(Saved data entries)
▽
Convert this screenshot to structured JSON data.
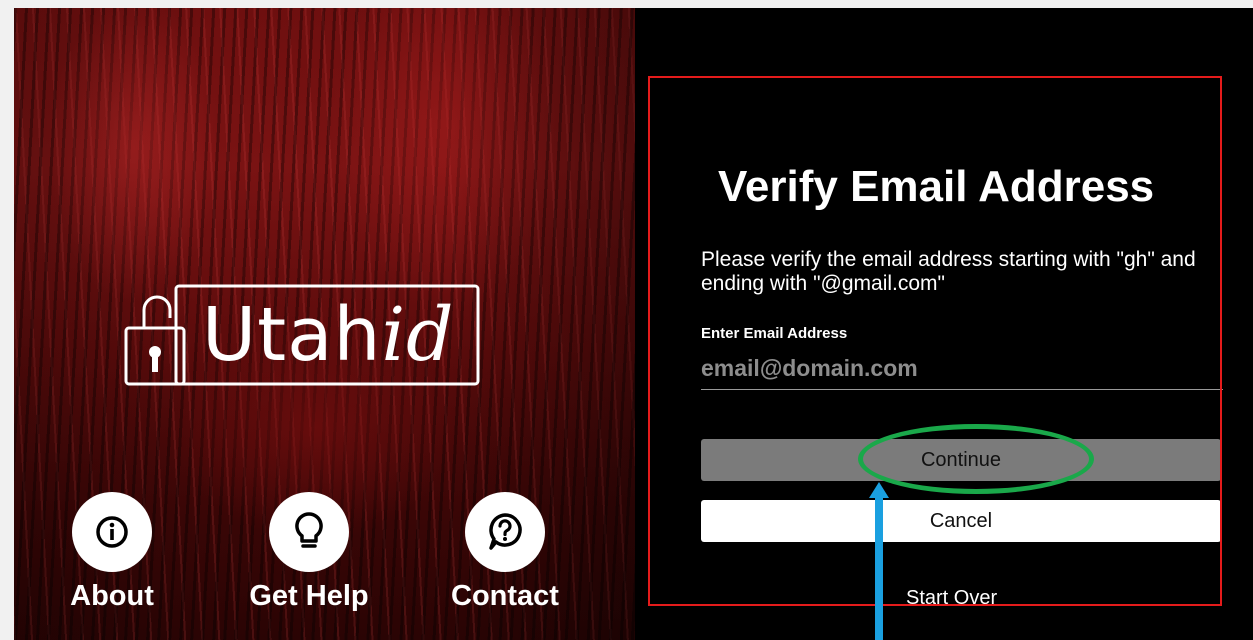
{
  "brand": {
    "logo_text_main": "Utah",
    "logo_text_italic": "id"
  },
  "quick_links": [
    {
      "label": "About",
      "icon": "info-icon"
    },
    {
      "label": "Get Help",
      "icon": "lightbulb-icon"
    },
    {
      "label": "Contact",
      "icon": "question-bubble-icon"
    }
  ],
  "verify": {
    "title": "Verify Email Address",
    "instructions": "Please verify the email address starting with \"gh\" and ending with \"@gmail.com\"",
    "field_label": "Enter Email Address",
    "email_placeholder": "email@domain.com",
    "email_value": "",
    "continue_label": "Continue",
    "cancel_label": "Cancel",
    "start_over_label": "Start Over"
  },
  "colors": {
    "highlight_box": "#e51b1b",
    "annotation_ellipse": "#1aa84a",
    "annotation_arrow": "#1aa0e0",
    "continue_button_bg": "#7b7b7b"
  }
}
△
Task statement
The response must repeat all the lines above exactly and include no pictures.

Exercise response
Convert this screenshot to structured JSON data.
{
  "brand": {
    "logo_text_main": "Utah",
    "logo_text_italic": "id"
  },
  "quick_links": [
    {
      "label": "About",
      "icon": "info-icon"
    },
    {
      "label": "Get Help",
      "icon": "lightbulb-icon"
    },
    {
      "label": "Contact",
      "icon": "question-bubble-icon"
    }
  ],
  "verify": {
    "title": "Verify Email Address",
    "instructions": "Please verify the email address starting with \"gh\" and ending with \"@gmail.com\"",
    "field_label": "Enter Email Address",
    "email_placeholder": "email@domain.com",
    "email_value": "",
    "continue_label": "Continue",
    "cancel_label": "Cancel",
    "start_over_label": "Start Over"
  },
  "colors": {
    "highlight_box": "#e51b1b",
    "annotation_ellipse": "#1aa84a",
    "annotation_arrow": "#1aa0e0",
    "continue_button_bg": "#7b7b7b"
  }
}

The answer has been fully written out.